- About this exercise: Among the entries below, count the lines holding the string "image". Respond with the number alone.

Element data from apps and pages
--------------------------------

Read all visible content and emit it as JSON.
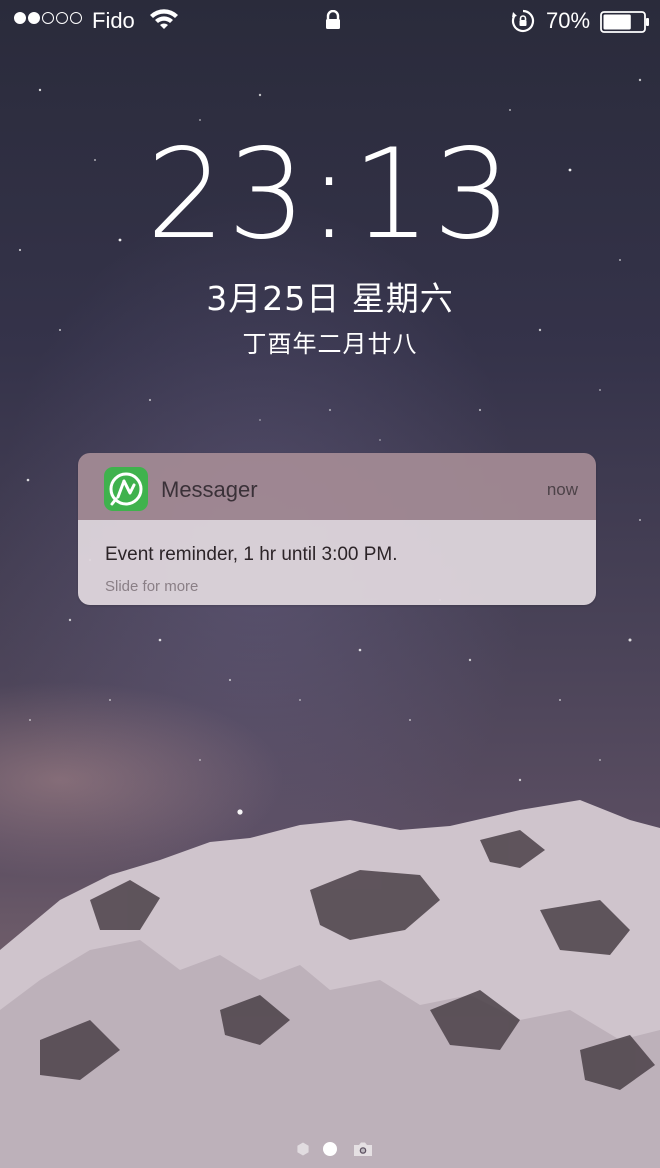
{
  "status_bar": {
    "signal_bars_filled": 2,
    "signal_bars_total": 5,
    "carrier": "Fido",
    "battery_percent_label": "70%",
    "battery_level": 0.7
  },
  "lock_screen": {
    "time": "23:13",
    "date": "3月25日 星期六",
    "lunar_date": "丁酉年二月廿八"
  },
  "notification": {
    "app_name": "Messager",
    "time": "now",
    "message": "Event reminder, 1 hr until 3:00 PM.",
    "hint": "Slide for more",
    "icon_color": "#3fb24d"
  },
  "page_indicator": {
    "pages": [
      "notification-center",
      "lock-screen",
      "camera"
    ],
    "active_index": 1
  }
}
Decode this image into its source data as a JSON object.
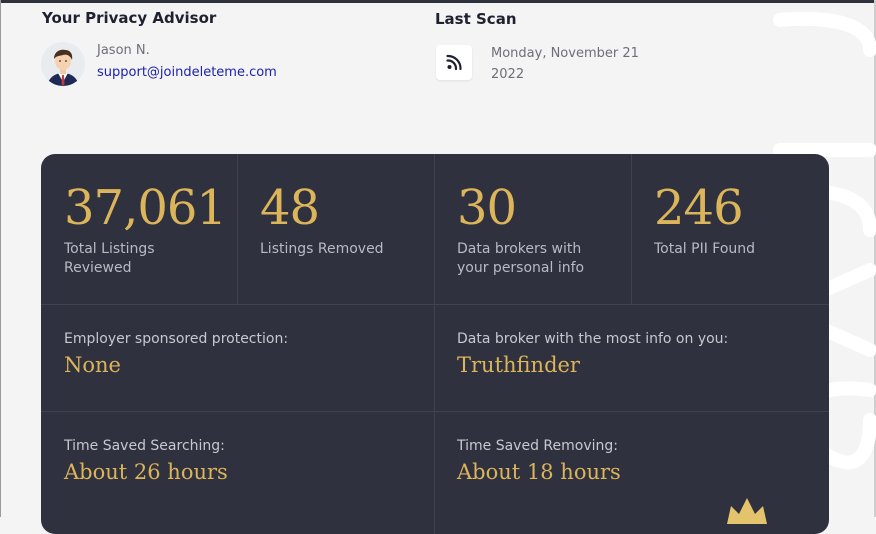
{
  "advisor": {
    "title": "Your Privacy Advisor",
    "name": "Jason N.",
    "email": "support@joindeleteme.com"
  },
  "last_scan": {
    "title": "Last Scan",
    "date_line1": "Monday, November 21",
    "date_line2": "2022",
    "icon": "rss-icon"
  },
  "stats": [
    {
      "value": "37,061",
      "label_line1": "Total Listings",
      "label_line2": "Reviewed"
    },
    {
      "value": "48",
      "label_line1": "Listings Removed",
      "label_line2": ""
    },
    {
      "value": "30",
      "label_line1": "Data brokers with",
      "label_line2": "your personal info"
    },
    {
      "value": "246",
      "label_line1": "Total PII Found",
      "label_line2": ""
    }
  ],
  "info": [
    {
      "label": "Employer sponsored protection:",
      "value": "None"
    },
    {
      "label": "Data broker with the most info on you:",
      "value": "Truthfinder"
    },
    {
      "label": "Time Saved Searching:",
      "value": "About 26 hours"
    },
    {
      "label": "Time Saved Removing:",
      "value": "About 18 hours"
    }
  ],
  "colors": {
    "panel_bg": "#2f313e",
    "accent_gold": "#dcb45a",
    "link_blue": "#1b1fb0",
    "page_bg": "#f4f4f4"
  }
}
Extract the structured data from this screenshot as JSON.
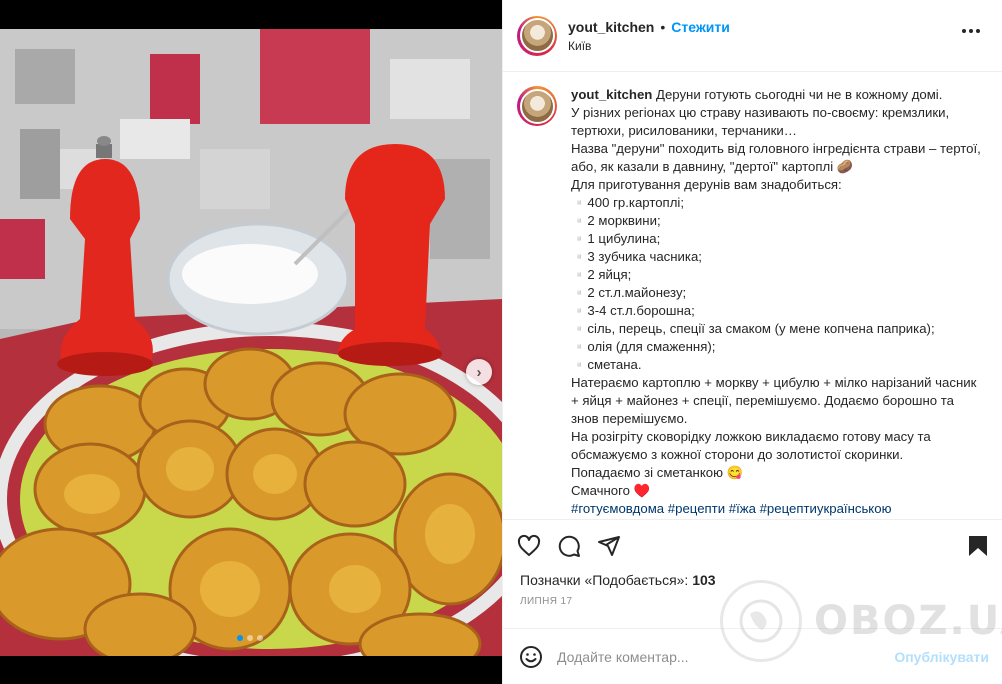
{
  "post": {
    "username": "yout_kitchen",
    "separator": "•",
    "follow_label": "Стежити",
    "location": "Київ"
  },
  "caption": {
    "username": "yout_kitchen",
    "text": "Деруни готують сьогодні чи не в кожному домі.\nУ різних регіонах цю страву називають по-своєму: кремзлики, тертюхи, рисилованики, терчаники…\nНазва \"деруни\" походить від головного інгредієнта страви – тертої, або, як казали в давнину, \"дертої\" картоплі 🥔\nДля приготування дерунів вам знадобиться:\n▫️400 гр.картоплі;\n▫️2 морквини;\n▫️1 цибулина;\n▫️3 зубчика часника;\n▫️2 яйця;\n▫️2 ст.л.майонезу;\n▫️3-4 ст.л.борошна;\n▫️сіль, перець, спеції за смаком (у мене копчена паприка);\n▫️олія (для смаження);\n▫️сметана.\nНатераємо картоплю + моркву + цибулю + мілко нарізаний часник + яйця + майонез + спеції, перемішуємо. Додаємо борошно та знов перемішуємо.\nНа розігріту сковорідку ложкою викладаємо готову масу та обсмажуємо з кожної сторони до золотистої скоринки.\nПопадаємо зі сметанкою 😋\nСмачного ♥️\n",
    "hashtags": [
      "#готуємовдома",
      "#рецепти",
      "#їжа",
      "#рецептиукраїнською"
    ]
  },
  "likes": {
    "label": "Позначки «Подобається»:",
    "count": "103"
  },
  "date": "ЛИПНЯ 17",
  "comment": {
    "placeholder": "Додайте коментар...",
    "publish_label": "Опублікувати"
  },
  "watermark": {
    "text": "OBOZ.UA"
  },
  "carousel": {
    "slides": 3,
    "active": 1
  },
  "icons": {
    "more": "more-options-icon",
    "like": "heart-icon",
    "comment": "comment-icon",
    "share": "share-icon",
    "save": "bookmark-icon",
    "emoji": "emoji-icon",
    "next": "chevron-right-icon"
  },
  "colors": {
    "accent": "#0095f6",
    "text": "#262626",
    "muted": "#8e8e8e",
    "hashtag": "#00376b",
    "publish_disabled": "#b2dffc"
  }
}
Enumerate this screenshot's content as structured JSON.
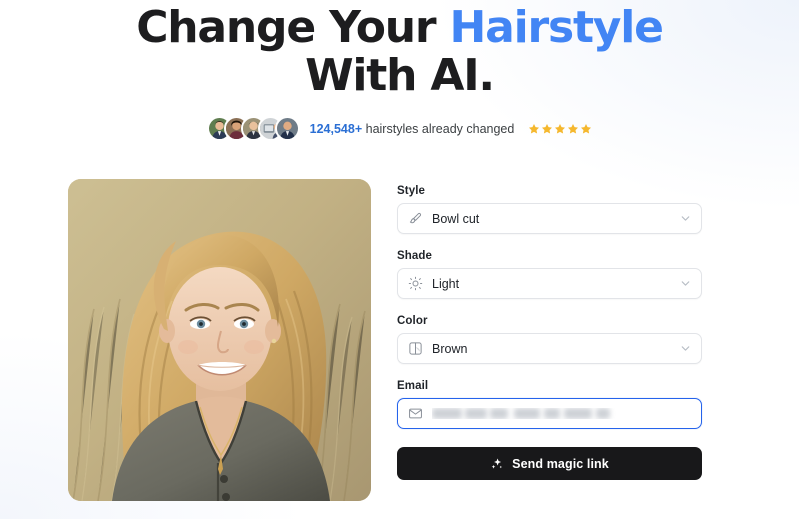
{
  "hero": {
    "line1_part1": "Change Your ",
    "line1_accent": "Hairstyle",
    "line2": "With AI.",
    "accent_color": "#4285f4"
  },
  "social_proof": {
    "count": "124,548+",
    "count_color": "#2b6fd4",
    "text": "hairstyles already changed",
    "rating": 5,
    "star_color": "#f5b82e",
    "avatars": [
      {
        "name": "avatar-person-1"
      },
      {
        "name": "avatar-person-2"
      },
      {
        "name": "avatar-person-3"
      },
      {
        "name": "avatar-person-4"
      },
      {
        "name": "avatar-person-5"
      }
    ]
  },
  "photo": {
    "alt": "Portrait of smiling blonde woman in gray top outdoors",
    "icon": "portrait-photo"
  },
  "form": {
    "style": {
      "label": "Style",
      "value": "Bowl cut",
      "icon": "paintbrush-icon",
      "chevron": "chevron-down-icon"
    },
    "shade": {
      "label": "Shade",
      "value": "Light",
      "icon": "sun-icon",
      "chevron": "chevron-down-icon"
    },
    "color": {
      "label": "Color",
      "value": "Brown",
      "icon": "color-swatch-icon",
      "chevron": "chevron-down-icon"
    },
    "email": {
      "label": "Email",
      "value": "",
      "placeholder": "",
      "icon": "envelope-icon",
      "focused": true,
      "focus_color": "#2563eb"
    },
    "submit": {
      "label": "Send magic link",
      "icon": "sparkles-icon",
      "background": "#18181a"
    }
  }
}
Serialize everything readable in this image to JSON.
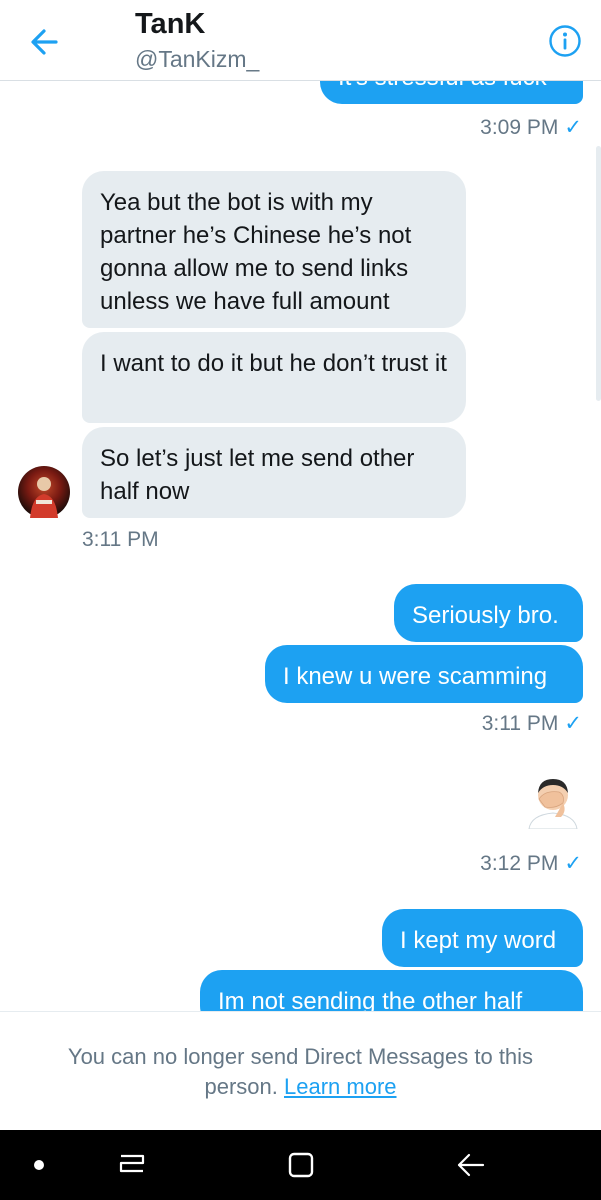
{
  "header": {
    "title": "TanK",
    "handle": "@TanKizm_",
    "back_icon": "arrow-left-icon",
    "info_icon": "info-circle-icon"
  },
  "colors": {
    "accent": "#1da1f2",
    "incoming_bubble": "#e6ecf0",
    "secondary_text": "#657786"
  },
  "messages": {
    "m0_partial": "It's stressful as fuck",
    "t1": "3:09 PM",
    "in1": "Yea but the bot is with my partner he’s Chinese he’s not gonna allow me to send links unless we have full amount",
    "in2": "I want to do it but he don’t trust it",
    "in3": "So let’s just let me send other half now",
    "t2": "3:11 PM",
    "out1": "Seriously bro.",
    "out2": "I knew u were scamming",
    "t3": "3:11 PM",
    "emoji_name": "face-palm-emoji",
    "t4": "3:12 PM",
    "out3": "I kept my word",
    "out4": "Im not sending the other half",
    "check": "✓"
  },
  "footer": {
    "text": "You can no longer send Direct Messages to this person.",
    "link": "Learn more"
  },
  "navbar": {
    "icons": [
      "dot-icon",
      "recent-apps-icon",
      "home-icon",
      "back-icon"
    ]
  }
}
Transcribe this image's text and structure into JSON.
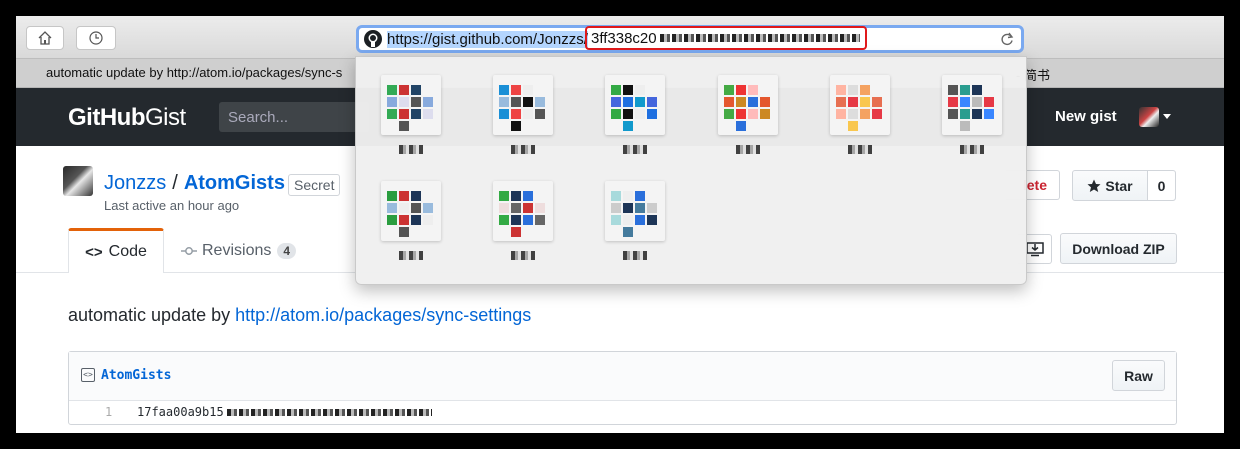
{
  "browser": {
    "url_prefix": "https://gist.github.com/Jonzzs/",
    "url_hash_visible": "3ff338c20",
    "tab_title": "automatic update by http://atom.io/packages/sync-s",
    "tab_title_suffix": "- 简书"
  },
  "top_sites": [
    {
      "icon": "site-thumbnail",
      "colors": [
        "#3a5",
        "#c33",
        "#246",
        "#8ad",
        "#dde",
        "#555"
      ]
    },
    {
      "icon": "site-thumbnail",
      "colors": [
        "#111",
        "#1a8fd6",
        "#e44",
        "#eee",
        "#9bd",
        "#555"
      ]
    },
    {
      "icon": "site-thumbnail",
      "colors": [
        "#1e6fe0",
        "#19c",
        "#3a4",
        "#111",
        "#eee",
        "#46d"
      ]
    },
    {
      "icon": "site-thumbnail",
      "colors": [
        "#e4572e",
        "#c82",
        "#2a6fdb",
        "#4a4",
        "#e33",
        "#fbb"
      ]
    },
    {
      "icon": "site-thumbnail",
      "colors": [
        "#f4a261",
        "#e76f51",
        "#e63946",
        "#f9c74f",
        "#ffb4a2",
        "#ddd"
      ]
    },
    {
      "icon": "site-thumbnail",
      "colors": [
        "#2a9d8f",
        "#1d3557",
        "#e63946",
        "#3a86ff",
        "#bbb",
        "#555"
      ]
    },
    {
      "icon": "site-thumbnail",
      "colors": [
        "#2a9d3f",
        "#c33",
        "#1d3557",
        "#9bd",
        "#eee",
        "#555"
      ]
    },
    {
      "icon": "site-thumbnail",
      "colors": [
        "#c33",
        "#3a4",
        "#1d3557",
        "#2a6fdb",
        "#edd",
        "#666"
      ]
    },
    {
      "icon": "site-thumbnail",
      "colors": [
        "#1d3557",
        "#457b9d",
        "#a8dadc",
        "#eee",
        "#2a6fdb",
        "#ccc"
      ]
    }
  ],
  "header": {
    "logo_bold": "GitHub",
    "logo_light": "Gist",
    "search_placeholder": "Search...",
    "new_gist": "New gist"
  },
  "repo": {
    "owner": "Jonzzs",
    "separator": "/",
    "name": "AtomGists",
    "visibility": "Secret",
    "last_active": "Last active an hour ago",
    "delete_label": "lete",
    "star_label": "Star",
    "star_count": "0"
  },
  "tabs": {
    "code": "Code",
    "revisions": "Revisions",
    "revisions_count": "4"
  },
  "actions": {
    "download_zip": "Download ZIP"
  },
  "description": {
    "prefix": "automatic update by ",
    "link": "http://atom.io/packages/sync-settings"
  },
  "file": {
    "name": "AtomGists",
    "raw": "Raw",
    "line_number": "1",
    "line_content": "17faa00a9b15"
  },
  "colors": {
    "header_bg": "#24292e",
    "link": "#0366d6",
    "active_tab_accent": "#e36209",
    "highlight_box": "#e0191b",
    "url_focus": "#7aa9f0"
  }
}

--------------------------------

- Answer section: 3